Growing your own lemon tree from cuttings can be a rewarding and enjoyable experience. In this guide, we will walk you through the simple and efficient process of propagating a lemon tree using paper towels. You don’t need to be an expert gardener to try this out. Let’s get started!
What You’ll Need:
- Fresh lemon cuttings (4-6 inches long, with 2-3 sets of leaves)
- Pruning shears or sharp scissors
- Paper towels
- Rooting hormone (optional)
- Small containers or pots
- Well-draining potting mix
- Clear plastic containers or plastic bags
Prepare the Cuttings:
Choose healthy lemon branches without any diseases or pests. Cut them to a length of 4-6 inches, just below a leaf node. Each cutting should have 2-3 sets of leaves.
Remove Excess Leaves:
Trim the leaves from the lower part of each cutting. This helps the plant retain water and focus its energy on growing roots.
Apply Rooting Hormone (Optional):
If you have rooting hormone, dip the cut end of each cutting into it. This can enhance the chances of successful root development.
Prepare the Paper Towels:
Dampen a paper towel and squeeze out any excess water. Place the damp paper towel on a clean surface.
Wrap the Cuttings:
Place the cut end of each cutting onto the damp paper towel. Fold the paper towel over the cutting to cover it completely.
Seal within a Plastic Bag or Container:
Put the wrapped cuttings inside a clear plastic bag or container. This creates a humid environment that helps the roots grow. Make sure to leave a small opening for air circulation.
Offer Indirect Light:
Place the bagged cuttings in an area with indirect light. Avoid direct sunlight, as it can cause overheating.
Monitor and Wait:
Check the paper towels periodically to ensure they remain moist. If they start drying out, lightly spritz them with water. In a few weeks, you will start to see small root formations.
Potting the Cuttings:
Once the roots have developed (usually within a few weeks to a couple of months), carefully remove the cuttings from the paper towel. Plant each rooted cutting in a small pot filled with well-draining potting mix.
Nurturing Young Plants:
Place the potted cuttings in a warm, well-lit location, away from direct sunlight. Water the plants as needed, allowing the top inch of soil to dry out before the next watering.
Transferring to Larger Containers:

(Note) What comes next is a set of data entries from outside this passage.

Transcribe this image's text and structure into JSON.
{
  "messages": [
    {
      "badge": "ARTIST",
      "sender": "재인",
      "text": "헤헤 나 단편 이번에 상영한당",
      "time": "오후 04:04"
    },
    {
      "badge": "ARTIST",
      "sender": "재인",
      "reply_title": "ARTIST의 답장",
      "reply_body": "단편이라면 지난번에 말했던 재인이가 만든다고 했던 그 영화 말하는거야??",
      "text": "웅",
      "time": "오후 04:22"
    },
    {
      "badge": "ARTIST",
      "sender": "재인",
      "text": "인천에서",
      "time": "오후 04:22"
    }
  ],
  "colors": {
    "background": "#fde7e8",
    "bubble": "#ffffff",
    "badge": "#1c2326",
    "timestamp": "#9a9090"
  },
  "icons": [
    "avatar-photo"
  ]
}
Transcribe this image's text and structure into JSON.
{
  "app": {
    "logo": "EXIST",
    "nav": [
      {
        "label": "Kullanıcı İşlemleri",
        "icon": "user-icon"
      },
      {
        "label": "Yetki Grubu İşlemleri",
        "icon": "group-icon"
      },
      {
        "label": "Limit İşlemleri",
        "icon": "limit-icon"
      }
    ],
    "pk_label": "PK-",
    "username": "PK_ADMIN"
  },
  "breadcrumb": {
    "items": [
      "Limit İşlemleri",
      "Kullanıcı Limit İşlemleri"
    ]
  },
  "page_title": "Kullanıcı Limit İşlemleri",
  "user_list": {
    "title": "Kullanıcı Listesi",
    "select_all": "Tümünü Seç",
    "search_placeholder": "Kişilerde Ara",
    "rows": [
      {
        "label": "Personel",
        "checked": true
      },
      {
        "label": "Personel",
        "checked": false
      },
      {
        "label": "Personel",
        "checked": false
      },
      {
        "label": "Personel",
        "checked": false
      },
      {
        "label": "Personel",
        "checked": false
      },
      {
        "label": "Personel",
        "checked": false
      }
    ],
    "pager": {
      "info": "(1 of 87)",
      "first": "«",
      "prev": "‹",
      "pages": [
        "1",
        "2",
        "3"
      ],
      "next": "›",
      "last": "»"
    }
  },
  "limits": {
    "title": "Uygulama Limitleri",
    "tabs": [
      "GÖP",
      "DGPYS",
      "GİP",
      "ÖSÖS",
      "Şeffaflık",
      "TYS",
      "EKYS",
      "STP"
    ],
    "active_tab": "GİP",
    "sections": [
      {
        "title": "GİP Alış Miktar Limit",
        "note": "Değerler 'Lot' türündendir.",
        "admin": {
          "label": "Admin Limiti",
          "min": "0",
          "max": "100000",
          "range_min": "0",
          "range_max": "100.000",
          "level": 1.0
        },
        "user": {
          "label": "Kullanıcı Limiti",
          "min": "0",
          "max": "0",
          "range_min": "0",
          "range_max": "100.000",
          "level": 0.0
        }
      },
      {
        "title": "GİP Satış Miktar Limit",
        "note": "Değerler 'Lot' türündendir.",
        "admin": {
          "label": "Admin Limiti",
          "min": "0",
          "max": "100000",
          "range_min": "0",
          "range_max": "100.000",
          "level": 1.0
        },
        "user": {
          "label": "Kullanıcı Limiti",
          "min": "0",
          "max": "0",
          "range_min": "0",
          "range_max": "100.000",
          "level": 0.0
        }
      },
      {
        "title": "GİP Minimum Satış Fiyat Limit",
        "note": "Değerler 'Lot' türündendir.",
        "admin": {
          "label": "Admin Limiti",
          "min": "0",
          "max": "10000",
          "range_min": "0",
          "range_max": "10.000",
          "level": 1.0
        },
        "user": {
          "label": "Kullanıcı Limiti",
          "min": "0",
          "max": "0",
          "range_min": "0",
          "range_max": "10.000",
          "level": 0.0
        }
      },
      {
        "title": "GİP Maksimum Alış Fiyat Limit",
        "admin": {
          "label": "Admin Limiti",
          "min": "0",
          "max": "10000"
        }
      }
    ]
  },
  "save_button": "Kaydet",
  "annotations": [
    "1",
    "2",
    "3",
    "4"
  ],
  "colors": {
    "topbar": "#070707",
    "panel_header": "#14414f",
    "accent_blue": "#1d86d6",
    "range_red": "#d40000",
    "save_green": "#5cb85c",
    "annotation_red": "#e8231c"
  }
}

When the cuttings have grown and established healthy roots, they can be transplanted into larger pots or directly into the garden.
Remember, not all cuttings may successfully root, so taking multiple cuttings increases the chances of success. It’s important to be patient, as root development takes time. With care and attention, you can successfully propagate a lemon tree from cuttings using paper towels. So grab your pruning shears and start growing your very own lemon tree today!